In Momentum Works’ 2019 predictions for India made in December 2018, we predicted that “WhatsApp payment fails to take off”. It turned out to be true – despite multiple pledges by Facebook executives that it would launch “soon”, the necessary regulatory approval did not come by end of 2019.
We did not make the same prediction for 2020, because we felt that there should be some breakthroughs.
In February this year, the National Payment Corporation of India (NPCI), a subsidiary of the Reserve Bank of India (RBI), issued a letter of no objection, allowing WhatsApp Pay to be extended from 1 million trial users to 10 million first phase users.
In 2020, after a number of events including the pandemic and the banning of Chinese apps, NPCI has finally allowed WhatsApp Pay to roll out. WhatsApp confirmed that on its Twitter account, promising a simple and smooth experience.
Two years of waiting
WhatsApp has nearly 400 million users in India – their largest market in the world. India has naturally become the top priority of WhatsApp’s global mobile payment rollout.
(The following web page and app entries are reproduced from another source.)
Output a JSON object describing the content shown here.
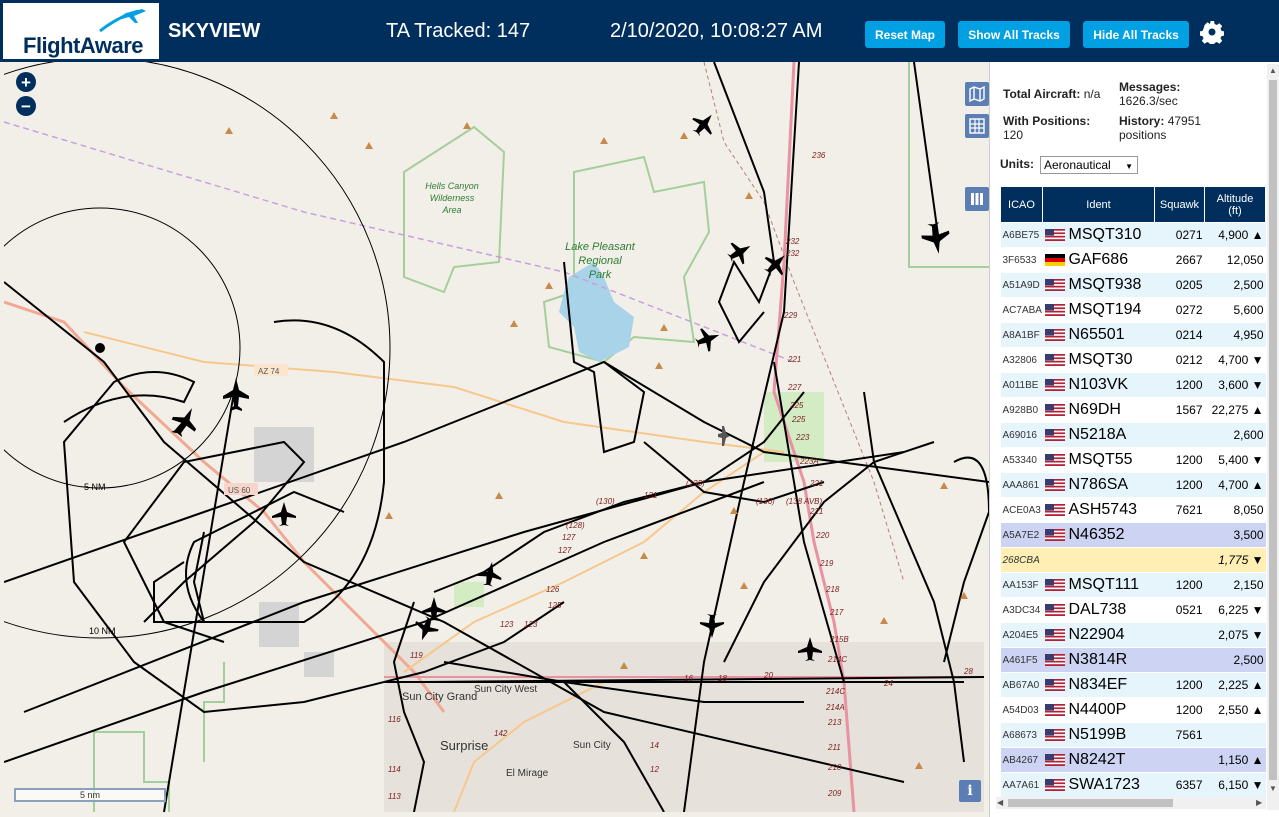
{
  "header": {
    "logo": "FlightAware",
    "app_title": "SKYVIEW",
    "tracked": "TA Tracked: 147",
    "clock": "2/10/2020, 10:08:27 AM",
    "buttons": {
      "reset": "Reset Map",
      "show": "Show All Tracks",
      "hide": "Hide All Tracks"
    }
  },
  "map": {
    "zoom_in": "+",
    "zoom_out": "−",
    "scale": "5 nm",
    "info": "i",
    "ring_labels": [
      "5 NM",
      "10 NM"
    ],
    "places": {
      "hells_canyon": [
        "Hells Canyon",
        "Wilderness",
        "Area"
      ],
      "lake_pleasant": [
        "Lake Pleasant",
        "Regional",
        "Park"
      ],
      "sun_city_grand": "Sun City Grand",
      "sun_city_west": "Sun City West",
      "surprise": "Surprise",
      "sun_city": "Sun City",
      "el_mirage": "El Mirage"
    },
    "roads": {
      "az74": "AZ 74",
      "us60": "US 60",
      "r229": "229",
      "r227": "227",
      "r225": "225",
      "r223": "223",
      "r223a": "223A",
      "r221a": "221",
      "r221b": "221",
      "r220": "220",
      "r219": "219",
      "r218": "218",
      "r217": "217",
      "r215b": "215B",
      "r214c": "214C",
      "r214a": "214A",
      "r213": "213",
      "r211": "211",
      "r210": "210",
      "r209": "209",
      "r232a": "232",
      "r232b": "232",
      "r236": "236",
      "r131": "131",
      "r130": "(130)",
      "r135": "(135)",
      "r136": "(136)",
      "r138": "(138 AVB)",
      "r128": "(128)",
      "r127": "127",
      "r126": "126",
      "r125": "125",
      "r123": "123",
      "r119": "119",
      "r116": "116",
      "r114": "114",
      "r113": "113",
      "r142": "142",
      "r14": "14",
      "r12": "12",
      "r28": "28",
      "r24": "24",
      "r20": "20",
      "r18": "18",
      "r16": "16"
    }
  },
  "stats": {
    "total_label": "Total Aircraft:",
    "total_value": "n/a",
    "messages_label": "Messages:",
    "messages_value": "1626.3/sec",
    "positions_label": "With Positions:",
    "positions_value": "120",
    "history_label": "History:",
    "history_value": "47951",
    "history_unit": "positions"
  },
  "units": {
    "label": "Units:",
    "value": "Aeronautical"
  },
  "table": {
    "headers": {
      "icao": "ICAO",
      "ident": "Ident",
      "squawk": "Squawk",
      "alt1": "Altitude",
      "alt2": "(ft)"
    },
    "rows": [
      {
        "icao": "A6BE75",
        "ident": "MSQT310",
        "squawk": "0271",
        "alt": "4,900 ▲",
        "flag": "us"
      },
      {
        "icao": "3F6533",
        "ident": "GAF686",
        "squawk": "2667",
        "alt": "12,050",
        "flag": "de"
      },
      {
        "icao": "A51A9D",
        "ident": "MSQT938",
        "squawk": "0205",
        "alt": "2,500",
        "flag": "us"
      },
      {
        "icao": "AC7ABA",
        "ident": "MSQT194",
        "squawk": "0272",
        "alt": "5,600",
        "flag": "us"
      },
      {
        "icao": "A8A1BF",
        "ident": "N65501",
        "squawk": "0214",
        "alt": "4,950",
        "flag": "us"
      },
      {
        "icao": "A32806",
        "ident": "MSQT30",
        "squawk": "0212",
        "alt": "4,700 ▼",
        "flag": "us"
      },
      {
        "icao": "A011BE",
        "ident": "N103VK",
        "squawk": "1200",
        "alt": "3,600 ▼",
        "flag": "us"
      },
      {
        "icao": "A928B0",
        "ident": "N69DH",
        "squawk": "1567",
        "alt": "22,275 ▲",
        "flag": "us"
      },
      {
        "icao": "A69016",
        "ident": "N5218A",
        "squawk": "",
        "alt": "2,600",
        "flag": "us"
      },
      {
        "icao": "A53340",
        "ident": "MSQT55",
        "squawk": "1200",
        "alt": "5,400 ▼",
        "flag": "us"
      },
      {
        "icao": "AAA861",
        "ident": "N786SA",
        "squawk": "1200",
        "alt": "4,700 ▲",
        "flag": "us"
      },
      {
        "icao": "ACE0A3",
        "ident": "ASH5743",
        "squawk": "7621",
        "alt": "8,050",
        "flag": "us"
      },
      {
        "icao": "A5A7E2",
        "ident": "N46352",
        "squawk": "",
        "alt": "3,500",
        "flag": "us"
      },
      {
        "icao": "268CBA",
        "ident": "",
        "squawk": "",
        "alt": "1,775 ▼",
        "flag": ""
      },
      {
        "icao": "AA153F",
        "ident": "MSQT111",
        "squawk": "1200",
        "alt": "2,150",
        "flag": "us"
      },
      {
        "icao": "A3DC34",
        "ident": "DAL738",
        "squawk": "0521",
        "alt": "6,225 ▼",
        "flag": "us"
      },
      {
        "icao": "A204E5",
        "ident": "N22904",
        "squawk": "",
        "alt": "2,075 ▼",
        "flag": "us"
      },
      {
        "icao": "A461F5",
        "ident": "N3814R",
        "squawk": "",
        "alt": "2,500",
        "flag": "us"
      },
      {
        "icao": "AB67A0",
        "ident": "N834EF",
        "squawk": "1200",
        "alt": "2,225 ▲",
        "flag": "us"
      },
      {
        "icao": "A54D03",
        "ident": "N4400P",
        "squawk": "1200",
        "alt": "2,550 ▲",
        "flag": "us"
      },
      {
        "icao": "A68673",
        "ident": "N5199B",
        "squawk": "7561",
        "alt": "",
        "flag": "us"
      },
      {
        "icao": "AB4267",
        "ident": "N8242T",
        "squawk": "",
        "alt": "1,150 ▲",
        "flag": "us"
      },
      {
        "icao": "AA7A61",
        "ident": "SWA1723",
        "squawk": "6357",
        "alt": "6,150 ▼",
        "flag": "us"
      }
    ]
  },
  "colors": {
    "brand": "#002f5d",
    "button": "#00a0e2",
    "row_alt": "#e6f4fc",
    "row_selected": "#cdd3f3",
    "row_highlight": "#ffefb5"
  }
}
As early as February 2018, WhatsApp began to test payment functions at a small scale in India, but due to regulatory approval issues, full rollout took a while to realise. Even after NPCI approved WhatsApp to expand its test earlier this year, restrictions on the scale of its promotion have prevented WhatsApp from flexing its full muscle.
As a result, WhatsApp finally chose Brazil (WhatsApp’s second-largest market in the world) as its starting place for mobile payments. Ironically, Brazil’s central bank called it off within a week after launching.
The pandemic accelerated digital developments in a number of countries, and India is no exception. According to data from Unicommerce, a subsidiary of Snapdeal, e-commerce orders in the third quarter of 2020 increased by 31% compared with the same period last year. In the first month, if you believe in those data, ecommerce as a percentage of total retail in India reached 4.5% – record-breaking indeed.
As major social players globally (including Facebook, YouTube and TikTok) move aggressively into ecommerce, the fight over payment control is inevitable.
The ban on 59 Chinese apps in June this year caused considerable controversy. Many Indian companies with Chinese investors (that include half of the unicorns) have been impacted in one way or another.
It is hard to believe that the WhatsApp Pay approval has nothing to do with Facebook’s US$5.7 billion investment in Mukesh Ambani’s Reliance Jio, announced earlier this year.
What is the outlook?
After obtaining the mobile payment business license, its mobile payment function will use NPCI’s Unified Payment Interface (UPI) – a centralised settlement system for digital payments. It will also work with ICICI Bank, HDFC Bank, Axis Bank, National Bank of India and Jio Payments Bank.
Unshackled from previous restrictions, WhatsApp Pay now is free to compete with Alibaba-backed Paytm and Flipkart’s Phonepe.
At the same time, as part of (or as a result of) the US$5.7 billion investment, WhatsApp Pay is also expected to be integrated with various services under Jio, including instant messaging software Jio Chat, TV application Jio TV, cloud service Jio Cloud, payment application Jio Money, and ecommerce platform Jio Mart, etc.
India’s UPI mobile payment transaction volume exceeded 2 billion in October, of which PhonePe created 835 million and ranked first, Google Pay ranked second with 820 million, Paytm and Amazon created 245 million and 125 million respectively.
As the pandemic is yet not under control, digital payment will still have a few months to further grow and solidify user habit (and usage).
However, it is worth noting that the room for payment platforms that do not have their own use cases such as Paytm has shrunk under the development of NPI. Whether the situation can be reversed depends largely on whether players can quickly expand a virtual credit card/playlater offering (similar to Ant Financial’s Huabei) or other services that are more sticky from a users’ point of view.
Indian regulators are quite smart, and reasonably cautious. WhatsApp and other payment platforms will face the relevant regulations that the total UPI transaction volume processed by anyone platform shall not exceed 30%.
That makes sure no platform will dominate, and a healthy competition is always in place, settled by infrastructure owned by the state.
With its 400 million users in India, WhatsApp still has a lot of room to play for its payment services.
In comparison, Bezos might not be in a position as comfortable as that of Zuckerberg, at least for now.